This is Shijo from our team in Bangalore once again. Today I’d like to briefly discuss account lockouts, and some UI behaviors that can trip admins up when dealing with account lockouts.
If you’ve ever had to troubleshoot an account lockout issue, you might have noticed that sometimes accounts appear to be locked on some domain controllers, but not on others. This can be very confusing since you
typically know that the account has been locked out, but when you inspect individual DCs, they don’t reflect that status. This inconsistency happens because of some minor differences in the behavior of the UI between Windows Server 2003, Windows Server 2008, Windows Server 2008 R2, and Windows Server 2012.
Windows Server 2003
In Windows Server 2003 the “Account is locked out” checkbox can be cleared ONLY if the account is locked out on the domain controller you are connected to. This means that if an account has been locked out, but the local DC has not yet replicated that information, you CANNOT unlock the account on the local DC.
Windows 2003 account properties for an unlocked account. Note that the checkbox is grayed out.
Windows Server 2008 and Windows Server 2008 R2
In Windows Server 2008/2008 R2 the “Unlock account” checkbox will always be available (regardless of the status of the account). You can tell whether the local DC knows if the account is locked out by looking at the label on the checkbox as shown in the screenshots below:
Windows 2008 account properties showing the “Unlock Account” checkbox. Notice that the checkbox is available regardless of the status of the account on the local DC.
Windows 2008 (and higher) Account Properties dialog box showing locked account on this domain controller
If the label on the checkbox is just “Unlock account” then this means that the domain controller you are connected to recognizes the account as unlocked. This does NOT mean that the account is not locked on other DCs, just that the specific DC we’re working with has not replicated a lockout status yet. However, unlike Windows Server 2003, if the local DC doesn’t realize that the account is locked, you DO have ability to unlock it from this interface by checking the checkbox and applying the change.
We changed the UI behavior in Windows Server 2008 to help administrators in large environments unlock accounts faster when required, instead of having to wait for replication to occur, then unlock the account, and then wait for replication to occur again.
Windows Server 2012
We can also unlock the accounts using the Active Directory Administrative Center (available in Windows Server 2008 R2 and later). In Windows Server 2012, this console is the preferred method of managing accounts in Active Directory. The screen shots are present below about how we can go about doing that.
You can see from the account screenshot that the account is locked which is denoted by the padlock symbol. To unlock the account you would have to click on the “Unlock account” tab and you would see a
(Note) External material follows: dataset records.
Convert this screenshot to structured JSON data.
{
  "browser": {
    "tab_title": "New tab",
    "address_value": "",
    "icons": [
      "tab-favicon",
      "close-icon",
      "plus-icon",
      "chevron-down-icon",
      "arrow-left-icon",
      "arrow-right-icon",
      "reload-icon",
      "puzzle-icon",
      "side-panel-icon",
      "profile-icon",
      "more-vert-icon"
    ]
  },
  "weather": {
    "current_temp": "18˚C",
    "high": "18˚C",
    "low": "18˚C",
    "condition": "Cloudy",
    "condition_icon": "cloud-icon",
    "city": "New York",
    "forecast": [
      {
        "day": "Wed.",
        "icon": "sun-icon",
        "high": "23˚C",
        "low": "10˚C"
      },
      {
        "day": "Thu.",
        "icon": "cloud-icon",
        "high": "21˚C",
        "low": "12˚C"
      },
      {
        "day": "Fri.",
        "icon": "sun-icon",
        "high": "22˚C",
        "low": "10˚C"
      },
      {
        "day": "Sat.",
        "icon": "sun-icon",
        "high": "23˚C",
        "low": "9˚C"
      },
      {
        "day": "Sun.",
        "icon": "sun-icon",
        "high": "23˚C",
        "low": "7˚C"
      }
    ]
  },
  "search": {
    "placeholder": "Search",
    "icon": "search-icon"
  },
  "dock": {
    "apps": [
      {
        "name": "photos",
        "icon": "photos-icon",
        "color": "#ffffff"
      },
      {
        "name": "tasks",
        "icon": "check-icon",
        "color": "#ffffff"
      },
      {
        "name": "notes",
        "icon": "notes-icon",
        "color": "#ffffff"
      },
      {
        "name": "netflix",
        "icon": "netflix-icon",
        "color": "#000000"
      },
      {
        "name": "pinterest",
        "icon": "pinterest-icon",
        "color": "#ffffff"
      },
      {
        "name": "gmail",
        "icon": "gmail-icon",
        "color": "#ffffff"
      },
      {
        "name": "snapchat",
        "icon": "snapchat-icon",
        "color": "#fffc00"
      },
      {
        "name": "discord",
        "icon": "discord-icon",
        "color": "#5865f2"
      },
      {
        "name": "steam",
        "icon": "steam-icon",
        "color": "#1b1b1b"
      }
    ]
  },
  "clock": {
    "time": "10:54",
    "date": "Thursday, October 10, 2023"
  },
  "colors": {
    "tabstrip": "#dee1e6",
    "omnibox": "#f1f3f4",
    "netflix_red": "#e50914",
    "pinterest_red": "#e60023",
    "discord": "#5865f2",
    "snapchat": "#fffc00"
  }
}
change in the symbol as can be seen below.
You can also unlock the account using the PowerShell command shown in the screenshot below.
In this example, I have unlocked the user account named test by simply specifying the DN of the account to unlock . You can modify your powershell command to incorporate many more switches, the details of which are present in the
Hopefully this helps explain why the older operating systems behave slightly differently from the newer ones, and will help you the next time you have to deal with an account that is locked out in your environment!
If you’re looking for more information on Account Lockouts, check out the following links:
Shijo “UNLOCK IT” Joy